TRACKING SYSTEM OF VOTING MACHINES
The Commission on Elections (Comelec) was asked to put in place a tracking system to ensure an orderly transport of voting machines for next year's national elections by Senator Richard J. Gordon (Ind).
"We have to assure the people that the machines, which have already been tested, will be delivered to a certain polling place at a particular time," he said.
Gordon, "father" of election modernization in the Philippines, authored Republic Act (RA) 9369 or the amended Automated Elections System Law.
The lawmaker, a strong advocate of honest, orderly and peaceful elections, said the tracking system would complement the use of cargo forwarders to deliver the machines to all polling precincts.
Delivery of the machines, called precinct count optical scans, was committed by the consortium of Smartmatic International Corp. and Total Information Management Technology Inc. in its contract signed with the Comelec.
The consortium earlier said that instead of one, it would tap a number of cargo forwarders to speed up the transport of the machines to the polling centers nationwide.
Gordon said he favored the tapping of the services of a number of forwarders, saying it would foster competition and prompt efficient shipment of the machines.
"Since there will be several forwarders instead of just one, they would now compete in the sense that each one will give its best shot by delivering fast and efficiently. They would not want to be criticized and told that the others were better," he added.
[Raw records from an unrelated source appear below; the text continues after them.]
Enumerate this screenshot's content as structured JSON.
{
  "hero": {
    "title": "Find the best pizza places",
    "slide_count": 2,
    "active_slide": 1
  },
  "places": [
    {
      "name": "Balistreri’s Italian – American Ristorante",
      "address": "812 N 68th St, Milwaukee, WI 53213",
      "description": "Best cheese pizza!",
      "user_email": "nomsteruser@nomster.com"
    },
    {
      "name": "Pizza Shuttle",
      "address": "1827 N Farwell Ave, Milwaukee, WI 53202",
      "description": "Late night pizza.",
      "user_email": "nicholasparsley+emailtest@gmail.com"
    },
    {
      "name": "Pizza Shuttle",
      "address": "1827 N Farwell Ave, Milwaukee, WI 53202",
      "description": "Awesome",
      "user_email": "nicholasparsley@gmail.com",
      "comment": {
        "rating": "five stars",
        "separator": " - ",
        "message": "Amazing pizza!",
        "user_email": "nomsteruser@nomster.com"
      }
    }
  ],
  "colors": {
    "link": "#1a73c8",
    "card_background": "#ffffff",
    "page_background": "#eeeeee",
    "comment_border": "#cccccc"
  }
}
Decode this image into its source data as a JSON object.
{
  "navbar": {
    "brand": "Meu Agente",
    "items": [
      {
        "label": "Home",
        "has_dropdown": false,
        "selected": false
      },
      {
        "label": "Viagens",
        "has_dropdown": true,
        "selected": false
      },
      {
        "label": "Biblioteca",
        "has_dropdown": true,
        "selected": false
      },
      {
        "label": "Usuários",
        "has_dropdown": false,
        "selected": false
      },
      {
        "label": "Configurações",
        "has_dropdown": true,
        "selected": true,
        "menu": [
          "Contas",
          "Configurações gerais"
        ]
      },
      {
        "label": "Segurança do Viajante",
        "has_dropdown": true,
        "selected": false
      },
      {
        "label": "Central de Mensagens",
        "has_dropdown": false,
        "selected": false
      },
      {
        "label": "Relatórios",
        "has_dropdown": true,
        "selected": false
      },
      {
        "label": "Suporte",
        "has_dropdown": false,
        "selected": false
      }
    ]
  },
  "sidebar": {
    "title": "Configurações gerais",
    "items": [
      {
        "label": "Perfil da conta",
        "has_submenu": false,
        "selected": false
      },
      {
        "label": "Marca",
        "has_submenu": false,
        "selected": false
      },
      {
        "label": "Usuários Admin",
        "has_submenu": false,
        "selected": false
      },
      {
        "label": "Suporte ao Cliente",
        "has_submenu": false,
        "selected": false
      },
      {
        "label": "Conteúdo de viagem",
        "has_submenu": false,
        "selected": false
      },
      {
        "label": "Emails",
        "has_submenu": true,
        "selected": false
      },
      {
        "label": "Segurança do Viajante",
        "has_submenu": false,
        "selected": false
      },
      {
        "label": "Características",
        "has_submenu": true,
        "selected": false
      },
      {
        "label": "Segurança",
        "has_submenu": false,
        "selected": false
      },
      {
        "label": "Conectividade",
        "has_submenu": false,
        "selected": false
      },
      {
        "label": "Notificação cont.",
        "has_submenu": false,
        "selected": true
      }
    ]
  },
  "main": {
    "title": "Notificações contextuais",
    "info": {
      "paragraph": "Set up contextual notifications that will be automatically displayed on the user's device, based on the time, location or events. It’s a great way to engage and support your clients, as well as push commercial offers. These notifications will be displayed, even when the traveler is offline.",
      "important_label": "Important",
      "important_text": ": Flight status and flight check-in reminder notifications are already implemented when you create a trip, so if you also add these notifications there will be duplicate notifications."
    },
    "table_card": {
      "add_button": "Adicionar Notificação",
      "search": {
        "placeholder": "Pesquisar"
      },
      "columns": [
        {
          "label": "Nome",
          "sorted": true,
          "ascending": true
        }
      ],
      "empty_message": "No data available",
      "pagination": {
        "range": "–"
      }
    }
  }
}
Gordon said, however, the Comelec should know where these machines are at any given time. "That is why, there should be a tracking system. If you can have GPS (global positioning system), that would be better," he said.